An ebook is in effect a digital book. It can take on various forms from a straightforward digital copy of a printed book to a very sophisticated interactive multimedia presentation. Ebooks can be read or downloaded from the web but are also often distributed via CD or DVD especially with large file sizes. Many ebooks are read on mobile phones or dedicated eBook readers such as the Kindle. The ebook doesn’t necessarily have to be a book as such, it can simulate a website or act as a company brochure, instructional manual or learning aid, a portfolio or company presentation. In this case often referred to as an eBrochure.
The first significant ebook was Stephen King’s ‘Riding the Bullet’ which was launched on the internet in 2001 selling at $2.50 per copy. This was a resounding success and led to the boom in this form of media.
Simpler, mainly text-based content benefit from other ebook formats including the ePub and Kindle format. Perfect for novels or simple layouts. These formats support ‘reflow’. The reader has the ability to adjust text size, margins and spacing depending on the viewing device. Of course this format has its downside, no page number references can be used, tables, pictures and graphics have to flow with the content and font choice is restricted. Pictures and graphics can look very poor at small sizes, so tread carefully. There is also great differences between what is actually seen by the viewer over different devices.
A word of caution then if you format your own book, just because it looks good on one device doesn’t mean it will on another. Remember that all the manufacturers are in competition. Amazon seems to be the market leader at the moment. I work on the assumption that the lowest common denominator will work on everything.

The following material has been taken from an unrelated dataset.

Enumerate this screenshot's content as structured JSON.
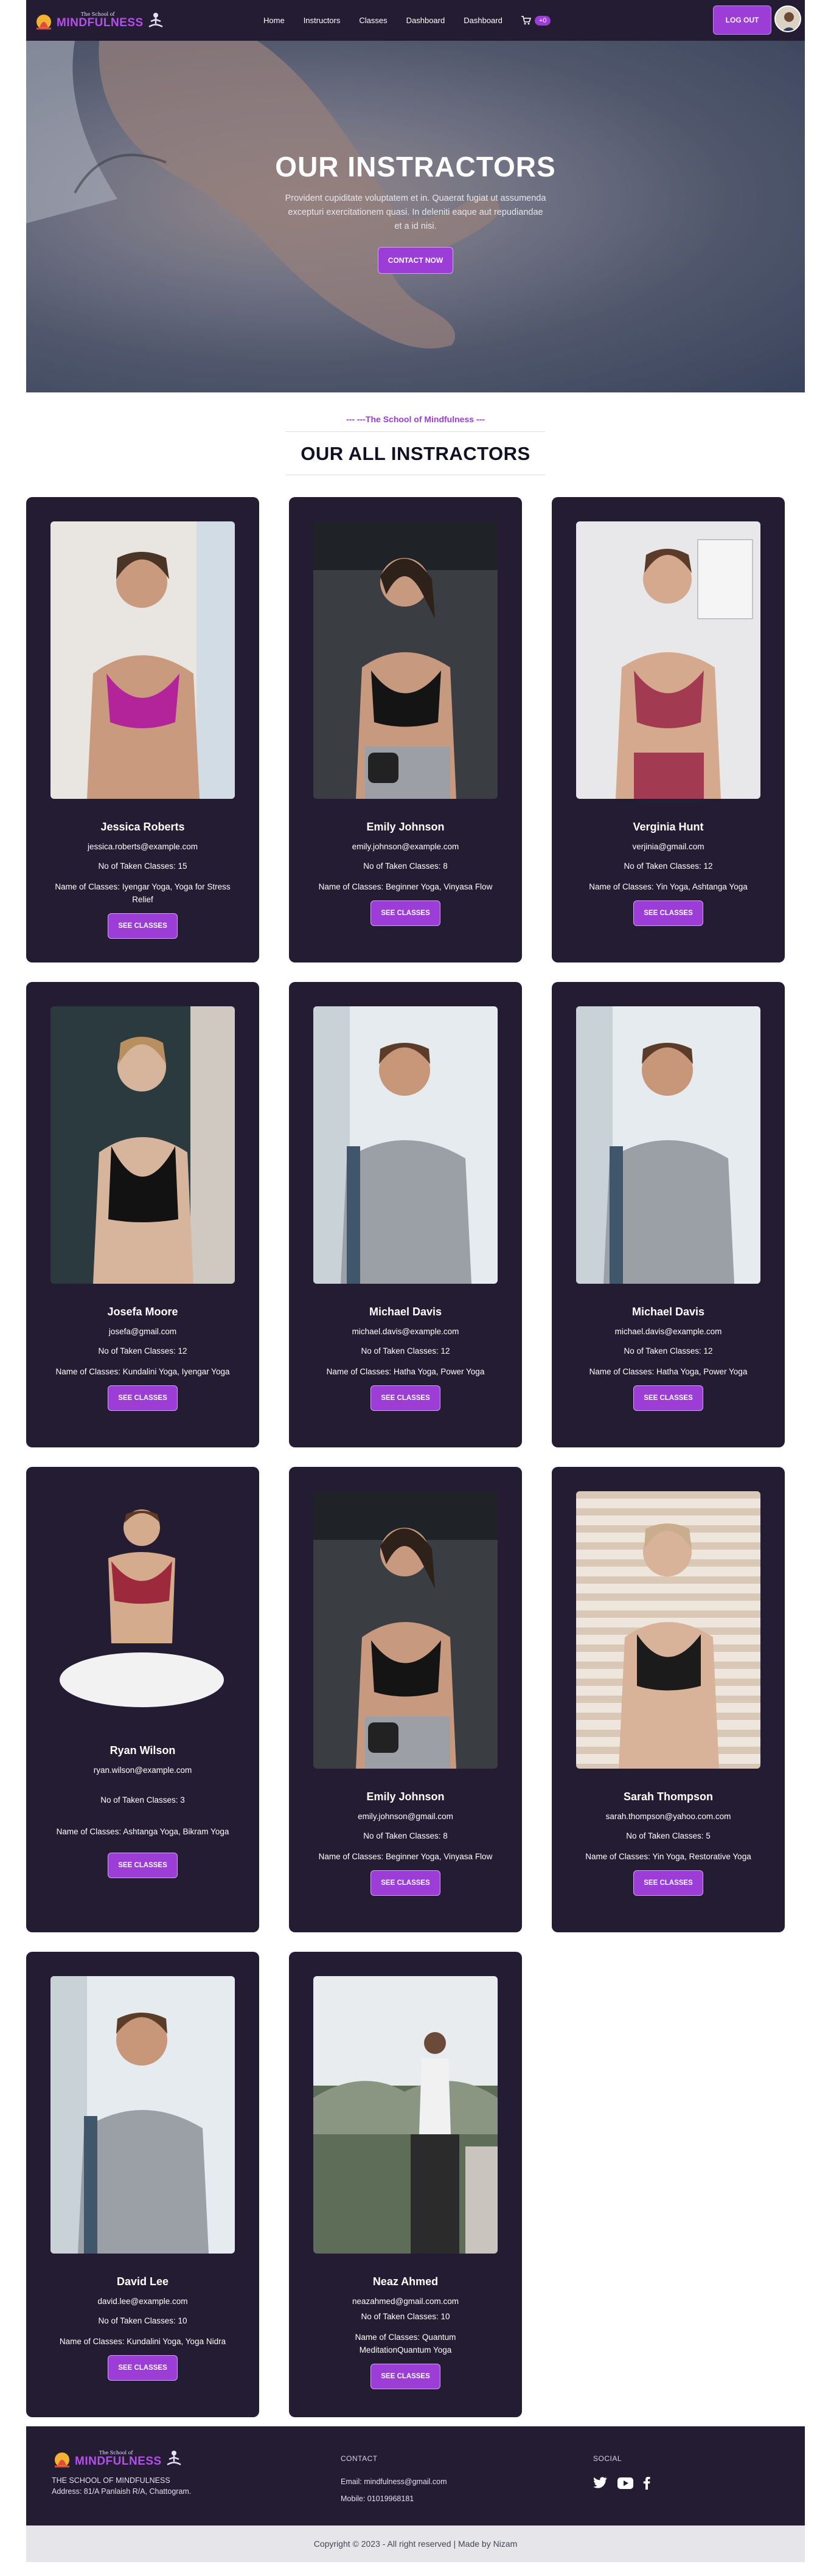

Free ebook readers are available for PCs and smart phones and prices for dedicated ebook reading devices are dropping. The latest Kindle Fire supports a much wider range of styles now although bear in mind backward compatibility. The earlier Kindles and Kindle Paperwhite are still in black and white. Also several devices don’t link to the internet.
The advantages of a PDF Ebook
- Accessible from various devices and paper-free.
- Has a wide variety of uses including educational aids, promotional materials, catalogues.
- Space-saving with no wear and tear.
- Interactivity can aid navigation of complex documents including linking to websites. The ability to add notes by the user can be added if required.
- Printable books and brochures can be easily saved as an ebook if produced in Word. I prefer Quark Xpress or InDesign, the industry standard software for this type of work. The file size is lowered by adding more compression to the files. Ebook resolution is not as critical as print resolution.
- The PDF has sound functionality for people with impaired vision.
- Revising a PDF is simpler and often less costly than a printed version.
- You can make any size you want. Landscape shapes are generally more suitable for reading on the web.